Colette Fitzpatrick: Take it from me, some women drop their babies off at the creche not because they have to, but just because they want to
THE femi-nazis were getting ready to burn her picture, career women were furious that she'd broken ranks and when I read recent comments attributed to Miriam O'Callaghan about the best place for women being at home with their children, I felt betrayed.
She had broken working women's code, I thought, and hit a raw nerve with women like me who drop their babies to the creche before heading to the office.
It turns out that Miriam was misrepresented. She rang TV3's Midday programme to clarify her comments this week as we debated the work/life balance, the ideal situation for children and divisions between women who work in the home and those who work outside the home.
The mother of eight said that acknowledging her kids want her to be there doesn't mean she's going to be there and that even if she was married to a multimillionaire she would work. Not the same thing at all as saying that women should be at home.
But maybe Miriam unwittingly touched on a taboo that working women are all afraid to admit to -- that maybe the best thing for your children when they are small babies IS for a parent to be at home.
Parent, I said. Not mother.
The fact is, sometimes when we, both parents, go out to work and drop babies to a creche or childminder, we do it not for financial reasons or because our children are being socialised. Sometimes we make the decision entirely for ourselves. Entirely for selfish reasons -- putting ourselves first and not our children.
That's the thing about having children. When you have them you are meant to always, always put them first. You are constantly reminded by family, friends and complete strangers that you took the decision to have them and they must now come first.
Frankly, some people would like you to entirely disappear into your children, to become one-dimensional.
Wouldn't it be nice to be able to freely admit that it's not that you needed the money or have bills or a mortgage but that you went back to work because you wanted to, even though you would have survived nicely without the income? That you did it knowing that staying at home might have been better for them.
You did it for you.
As the daughter of a mother who didn't work outside the home, I can honestly say I wished she had. I really do.
I think she would have been a really brilliant working mum. By her own admission, she was no domestic goddess. (Sorry, Mum). But maybe it's easy for me to say this because she was always at home and always there for me in a way that I can't honestly say will always be the case with me and my own child.
Admitting that is painful. Maybe that's why they say the truth hurts.
What Miriam did say was that she sees and does things around the house that her hubbie doesn't always see and do. We're all guilty of that one and have no one to blame but ourselves.
So, I promise to make him empty the dishwasher and not just roll my eyes, act the martyr and do it myself.
And, Miriam, you should do the same.
Leave the dishwasher to him.
... and pardon me while I do a massive disservice to women drivers

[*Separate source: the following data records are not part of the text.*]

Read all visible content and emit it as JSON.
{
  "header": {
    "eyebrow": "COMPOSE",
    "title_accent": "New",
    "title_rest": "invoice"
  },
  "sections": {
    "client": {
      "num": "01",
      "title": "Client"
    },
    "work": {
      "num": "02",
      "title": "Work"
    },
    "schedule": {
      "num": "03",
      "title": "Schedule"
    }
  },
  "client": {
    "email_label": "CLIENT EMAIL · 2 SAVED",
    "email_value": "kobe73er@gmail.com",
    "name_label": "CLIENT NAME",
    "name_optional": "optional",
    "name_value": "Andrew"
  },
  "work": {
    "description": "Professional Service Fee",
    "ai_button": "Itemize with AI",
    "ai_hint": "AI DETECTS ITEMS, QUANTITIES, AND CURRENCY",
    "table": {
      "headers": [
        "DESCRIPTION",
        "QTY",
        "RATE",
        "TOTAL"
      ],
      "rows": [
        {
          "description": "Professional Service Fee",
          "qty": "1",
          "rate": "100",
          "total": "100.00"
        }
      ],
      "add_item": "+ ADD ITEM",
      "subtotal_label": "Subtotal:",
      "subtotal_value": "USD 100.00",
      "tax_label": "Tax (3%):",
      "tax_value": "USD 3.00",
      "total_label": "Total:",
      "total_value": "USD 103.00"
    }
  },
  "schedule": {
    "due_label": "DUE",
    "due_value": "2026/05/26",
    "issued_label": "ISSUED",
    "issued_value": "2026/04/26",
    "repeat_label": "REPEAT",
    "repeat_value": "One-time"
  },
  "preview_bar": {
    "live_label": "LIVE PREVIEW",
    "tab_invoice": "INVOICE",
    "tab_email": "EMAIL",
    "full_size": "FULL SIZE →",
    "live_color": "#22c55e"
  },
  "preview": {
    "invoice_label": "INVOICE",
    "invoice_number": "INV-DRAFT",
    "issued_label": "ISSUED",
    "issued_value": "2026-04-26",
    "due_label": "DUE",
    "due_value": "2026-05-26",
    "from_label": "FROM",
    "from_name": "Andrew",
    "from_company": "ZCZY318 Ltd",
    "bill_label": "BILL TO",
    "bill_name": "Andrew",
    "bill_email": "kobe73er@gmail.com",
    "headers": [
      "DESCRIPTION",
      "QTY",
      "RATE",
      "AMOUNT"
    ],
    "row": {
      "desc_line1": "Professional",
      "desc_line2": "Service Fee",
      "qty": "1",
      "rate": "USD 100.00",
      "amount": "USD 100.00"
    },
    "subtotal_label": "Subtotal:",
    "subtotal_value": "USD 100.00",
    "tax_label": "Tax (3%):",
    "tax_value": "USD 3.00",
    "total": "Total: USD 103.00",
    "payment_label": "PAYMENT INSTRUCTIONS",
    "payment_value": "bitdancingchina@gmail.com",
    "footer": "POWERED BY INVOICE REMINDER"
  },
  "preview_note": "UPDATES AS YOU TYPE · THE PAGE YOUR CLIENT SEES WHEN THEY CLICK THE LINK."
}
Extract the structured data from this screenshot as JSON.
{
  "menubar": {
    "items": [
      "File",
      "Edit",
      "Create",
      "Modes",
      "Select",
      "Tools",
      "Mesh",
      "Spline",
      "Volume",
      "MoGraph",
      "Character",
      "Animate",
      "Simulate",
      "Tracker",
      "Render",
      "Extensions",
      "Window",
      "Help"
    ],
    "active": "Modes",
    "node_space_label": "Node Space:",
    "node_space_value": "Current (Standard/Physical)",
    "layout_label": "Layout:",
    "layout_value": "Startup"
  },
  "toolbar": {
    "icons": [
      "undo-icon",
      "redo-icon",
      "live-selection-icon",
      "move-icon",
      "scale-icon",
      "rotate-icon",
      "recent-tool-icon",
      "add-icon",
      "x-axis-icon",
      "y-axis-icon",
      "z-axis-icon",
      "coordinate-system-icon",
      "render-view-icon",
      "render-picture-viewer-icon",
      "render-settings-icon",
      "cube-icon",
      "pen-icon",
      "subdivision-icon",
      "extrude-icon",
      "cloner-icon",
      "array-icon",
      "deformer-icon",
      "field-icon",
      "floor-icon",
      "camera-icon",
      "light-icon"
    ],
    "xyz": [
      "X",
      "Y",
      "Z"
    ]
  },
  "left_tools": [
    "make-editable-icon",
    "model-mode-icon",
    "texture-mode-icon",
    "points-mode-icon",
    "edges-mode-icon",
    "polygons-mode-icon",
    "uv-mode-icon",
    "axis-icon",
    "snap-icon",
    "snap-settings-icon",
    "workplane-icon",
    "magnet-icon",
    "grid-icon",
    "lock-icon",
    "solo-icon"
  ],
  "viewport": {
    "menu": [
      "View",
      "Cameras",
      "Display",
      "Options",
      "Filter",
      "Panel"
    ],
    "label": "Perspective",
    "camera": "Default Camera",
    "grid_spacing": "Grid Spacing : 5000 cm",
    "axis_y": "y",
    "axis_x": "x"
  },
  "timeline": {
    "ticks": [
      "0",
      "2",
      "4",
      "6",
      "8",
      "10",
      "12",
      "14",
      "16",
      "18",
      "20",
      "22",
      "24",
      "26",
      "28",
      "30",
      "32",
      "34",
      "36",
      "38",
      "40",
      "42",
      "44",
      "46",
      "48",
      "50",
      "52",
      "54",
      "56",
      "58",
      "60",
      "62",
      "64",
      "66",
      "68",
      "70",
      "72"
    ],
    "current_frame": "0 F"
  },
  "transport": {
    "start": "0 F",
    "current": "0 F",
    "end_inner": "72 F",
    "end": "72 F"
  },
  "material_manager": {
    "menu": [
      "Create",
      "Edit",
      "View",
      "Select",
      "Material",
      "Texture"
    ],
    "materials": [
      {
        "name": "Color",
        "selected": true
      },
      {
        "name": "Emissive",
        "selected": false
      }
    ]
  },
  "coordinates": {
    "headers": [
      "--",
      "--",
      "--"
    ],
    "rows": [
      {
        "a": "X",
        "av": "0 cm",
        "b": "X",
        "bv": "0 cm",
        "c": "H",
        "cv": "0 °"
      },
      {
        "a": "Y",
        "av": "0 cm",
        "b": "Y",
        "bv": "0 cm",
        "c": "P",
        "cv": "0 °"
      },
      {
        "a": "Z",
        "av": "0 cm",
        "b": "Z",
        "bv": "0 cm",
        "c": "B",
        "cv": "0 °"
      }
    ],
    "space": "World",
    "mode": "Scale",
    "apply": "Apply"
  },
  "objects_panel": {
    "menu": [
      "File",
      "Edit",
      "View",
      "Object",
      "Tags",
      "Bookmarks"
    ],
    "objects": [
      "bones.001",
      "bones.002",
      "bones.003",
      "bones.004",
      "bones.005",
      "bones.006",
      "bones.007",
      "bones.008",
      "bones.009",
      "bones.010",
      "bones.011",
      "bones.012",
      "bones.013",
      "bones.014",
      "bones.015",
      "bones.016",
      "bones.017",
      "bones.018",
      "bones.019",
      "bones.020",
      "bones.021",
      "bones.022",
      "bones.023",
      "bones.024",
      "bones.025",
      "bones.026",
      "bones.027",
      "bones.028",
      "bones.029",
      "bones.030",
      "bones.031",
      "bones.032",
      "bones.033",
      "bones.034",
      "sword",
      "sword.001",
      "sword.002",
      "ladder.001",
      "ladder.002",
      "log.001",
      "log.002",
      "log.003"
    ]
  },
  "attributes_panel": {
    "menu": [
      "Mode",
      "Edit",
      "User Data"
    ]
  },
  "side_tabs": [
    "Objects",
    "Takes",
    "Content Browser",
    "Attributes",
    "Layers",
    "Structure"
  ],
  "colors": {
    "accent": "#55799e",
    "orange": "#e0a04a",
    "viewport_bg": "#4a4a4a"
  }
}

I AM about to do a massive disservice to women drivers. I confess that I fulfil all the stereotypes about the gender being incompetent behind the wheel and unable to parallel park. Although I can tell my left from my right, my sense of direction has driven my passengers round the bend when that's not where we wanted to go.
I will drive well out of my way to find a space that I can drive into and admit that I have asked strangers to park my car. Just stopped on the road. Just like that. Engine running. And asked a random punter passing by, if he'd mind pulling her between the white lines. More brazen and shameless ineptitude, less damsel in distress.
"Now she's sucking diesel," I'll think. I am ashamed to admit that mostly, I ask men.
Not that I think they can park better than women. But I think women would be more likely to suspect that I am a kidnapper accomplice and the whole denial of the request would be even more embarrassing than not being able to parallel park in the first place.
Men, I think, are more disposed to helping a woman, while at the same time getting to show off that spatial awareness gene. The fact is though, I'm wrong about men and that gene. A survey published this week reveals that it is men who make more mistakes than women behind the wheel.
They say the car you drive says a lot about you. Mine says 'I'm one of the smallest on the road that even a learner driver can get into a tight spot'. It is the car you drive to get where you want to go to, not the one you drive when you get there.
A sports car says 'I'm over 40 and in denial', a hummer says 'I couldn't give a 10- tonne damn what you think this baby says about me, I'm thinking whatever I drive it's about time I got that gizmo that helps you park, beeping the nearer you get to the car behind you. 'Chick parking', my pal calls it.
But fractionally more pleasant than its other demeaning slang name -- Bitch Assist.
Cuts to baby service so low
PREGNANT women and babies didn't cause this recession, yet health service managers have proposed introducing a waiting list for services and capping access to immunisation schemes.
Targeting these people is about as low as you can go.
Any chance they might suggest cutting their own pay, expenses or perks?
Finally, a use for teenagers
TEENAGERS could predict future musical hits. A study has revealed a certain type of brain activity pinpointing potential hits.
Super. We have finally found a use for them. Teenagers, that is.
Missing irony over lesbian
KDID the irony of hiding who you really are and pretending to be someone you're not, not dawn on the man pretending to be the lesbian blogger?